Some New Kind of Slaughter: Lost in the Flood (and How We Found Home Again): Diluvian Myths from Around The World, from Archaia Studios Press, is now out. Given my connection to a certain diluvian story, creators A. David Lewis & mpMann asked me to write the foreword to the book, which I did. Here it is:
For me, it all began with the 2004 Asian tsunami. Horrified by the huge loss of life, I was also fascinated by the imagery, by the idea that life-giving water could bring such epic death and destruction. I remember trolling the Internet for video from the tsunami, watching YouTube clips over and over again.
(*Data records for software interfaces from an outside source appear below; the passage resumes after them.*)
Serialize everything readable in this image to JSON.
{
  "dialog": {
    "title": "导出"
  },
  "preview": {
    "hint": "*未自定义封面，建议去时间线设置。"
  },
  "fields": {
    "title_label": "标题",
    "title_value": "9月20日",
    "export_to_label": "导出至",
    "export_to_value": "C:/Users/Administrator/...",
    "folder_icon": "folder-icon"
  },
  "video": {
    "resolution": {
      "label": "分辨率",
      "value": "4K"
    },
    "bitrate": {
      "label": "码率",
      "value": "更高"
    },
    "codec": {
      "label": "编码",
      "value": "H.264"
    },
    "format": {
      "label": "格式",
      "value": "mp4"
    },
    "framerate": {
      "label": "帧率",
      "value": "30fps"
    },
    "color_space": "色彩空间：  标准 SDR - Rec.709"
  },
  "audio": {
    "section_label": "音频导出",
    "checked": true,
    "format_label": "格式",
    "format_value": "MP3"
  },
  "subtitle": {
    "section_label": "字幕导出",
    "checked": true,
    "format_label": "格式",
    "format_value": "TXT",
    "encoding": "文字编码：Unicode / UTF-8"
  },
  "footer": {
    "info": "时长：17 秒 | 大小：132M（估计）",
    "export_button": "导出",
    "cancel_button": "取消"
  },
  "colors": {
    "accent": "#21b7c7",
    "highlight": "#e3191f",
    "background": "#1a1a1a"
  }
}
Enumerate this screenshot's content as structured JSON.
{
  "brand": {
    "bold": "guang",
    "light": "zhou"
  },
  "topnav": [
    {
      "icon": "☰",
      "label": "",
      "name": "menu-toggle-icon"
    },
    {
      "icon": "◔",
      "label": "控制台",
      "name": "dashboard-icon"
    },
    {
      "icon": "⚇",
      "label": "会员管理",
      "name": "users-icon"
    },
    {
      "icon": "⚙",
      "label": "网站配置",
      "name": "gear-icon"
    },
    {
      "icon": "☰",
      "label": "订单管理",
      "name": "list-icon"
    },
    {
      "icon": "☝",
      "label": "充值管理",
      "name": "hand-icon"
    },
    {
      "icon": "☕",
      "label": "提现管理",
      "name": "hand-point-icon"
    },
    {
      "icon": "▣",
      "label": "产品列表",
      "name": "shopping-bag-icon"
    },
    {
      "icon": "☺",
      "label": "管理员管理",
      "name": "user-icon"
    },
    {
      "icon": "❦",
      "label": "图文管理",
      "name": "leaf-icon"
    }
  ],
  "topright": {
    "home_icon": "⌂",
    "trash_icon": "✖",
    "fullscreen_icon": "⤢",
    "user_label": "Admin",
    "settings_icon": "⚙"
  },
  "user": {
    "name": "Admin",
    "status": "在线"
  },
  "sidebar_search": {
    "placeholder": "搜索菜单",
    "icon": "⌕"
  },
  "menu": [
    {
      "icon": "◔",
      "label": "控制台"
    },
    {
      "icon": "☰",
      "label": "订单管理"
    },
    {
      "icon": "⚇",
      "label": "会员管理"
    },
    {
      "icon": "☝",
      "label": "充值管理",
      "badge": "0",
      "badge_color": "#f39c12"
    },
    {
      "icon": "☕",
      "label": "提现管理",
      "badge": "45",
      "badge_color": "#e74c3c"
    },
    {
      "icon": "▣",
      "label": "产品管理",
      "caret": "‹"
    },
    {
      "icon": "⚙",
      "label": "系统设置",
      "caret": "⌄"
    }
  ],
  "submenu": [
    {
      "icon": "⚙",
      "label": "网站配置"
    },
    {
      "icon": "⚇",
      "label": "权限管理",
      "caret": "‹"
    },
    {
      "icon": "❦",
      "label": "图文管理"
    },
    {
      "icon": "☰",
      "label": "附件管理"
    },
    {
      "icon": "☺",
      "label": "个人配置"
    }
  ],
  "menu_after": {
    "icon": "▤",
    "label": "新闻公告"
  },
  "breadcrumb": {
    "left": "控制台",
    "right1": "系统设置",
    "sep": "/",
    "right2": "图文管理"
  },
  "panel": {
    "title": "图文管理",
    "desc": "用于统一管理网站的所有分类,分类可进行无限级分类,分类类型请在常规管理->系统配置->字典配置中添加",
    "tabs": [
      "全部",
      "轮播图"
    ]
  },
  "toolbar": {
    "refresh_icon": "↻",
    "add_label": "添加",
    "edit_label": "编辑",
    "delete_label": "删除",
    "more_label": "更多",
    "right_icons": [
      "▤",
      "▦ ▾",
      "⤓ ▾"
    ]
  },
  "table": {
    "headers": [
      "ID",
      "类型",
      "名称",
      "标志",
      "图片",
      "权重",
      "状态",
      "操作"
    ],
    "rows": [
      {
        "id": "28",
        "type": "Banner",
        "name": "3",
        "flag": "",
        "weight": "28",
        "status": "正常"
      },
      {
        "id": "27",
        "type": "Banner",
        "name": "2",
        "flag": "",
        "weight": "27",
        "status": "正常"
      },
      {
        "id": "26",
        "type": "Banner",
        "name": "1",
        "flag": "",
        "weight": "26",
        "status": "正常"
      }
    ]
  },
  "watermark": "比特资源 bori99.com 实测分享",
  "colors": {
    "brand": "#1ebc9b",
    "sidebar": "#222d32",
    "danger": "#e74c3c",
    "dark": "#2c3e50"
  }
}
What was most mesmerizing about what I saw was not that the water came in crashing waves, but rather that it seemed to surge from below, to inexorably grow deeper and deeper, like some nightmare from which you couldn’t wake. And that was exactly it — the tsunami, the flooding, the very themes of water and drowning, were like dreams, a nightmare millions of helpless people shared that late-December night in 2004.
Less than a year later, when Hurricane Katrina struck the U.S. Gulf Coast, I experienced the same morbid fascination with the storm surge and the flooding of New Orleans. This time, however, I was moved to action. For whatever reason, I woke from my waterlogged reverie and volunteered with the Red Cross. Almost before I knew it, I was in the Gulf Coast, providing emergency relief to those left behind. Walking through the rubble of Biloxi, Mississippi, and listening to the clients’ survival stories made the experience all too real, but the rising waters still haunted my dreams. Perhaps they always will.
So for me at least, mpMann and A. David Lewis’s Some New Kind of Slaughter is especially resonant. Mainly through the visions of the ancient Sumerian king Ziusudra, adrift on his great ark, Mann and Lewis take the reader on a dreamlike tour through the world’s great flood myths. From Babylonia to the Nile Delta, from the Chinese tales of Da Yu to the Native American Menomines, and from modern-day eco-warriors to the Old Testament, we see how these disparate creation and destruction myths share themes of divine punishment, visionary pariahs, and… turtles? Even the familiar story of Noah comes to life in unexpected ways.
Humor leavens the tales. The ancient stories, cultures, and names go down easy via Lewis’s characters’ naturalistic, witty dialogue. And Mann’s beautiful, painterly art completely meshes with the story. The expert weaving of word and image is augmented by the landscape-style alignment of the pages, a device that would seem gimmicky in other contexts, but here reinforces the hallucinatory narrative.
Reading this book reminded me of my youthful backpacking days. Traveling through Southeast Asia and Central Europe, I read author Gore Vidal’s series of historical novels tracing the exploits of one family through American history. Completely captivated by Vidal’s unique vision and his gleeful assault on our cultural myths, when I returned home I sought out the primary sources, reading up on events I hadn’t thought about since high school. I thoroughly enjoyed that journey, and will always be grateful to Vidal for his expert use of the art of fiction to teach fact. Some New Kind of Slaughter does the exact same thing.
The human instinct to tell stories — to make sense of the senseless, to impose order on what seems like the capricious whims of nature — is timeless. What began with poems around a fire, or ancient symbols on cracked parchment, comes to us now in the form of viral video and the pages of the graphic novel. Like a dream shared across cultures and history, Some New Kind of Slaughter ties our modern present to the ancient and/or biblical past. It is a triumphant demonstration that the graphic novel may be the future’s best teaching tool.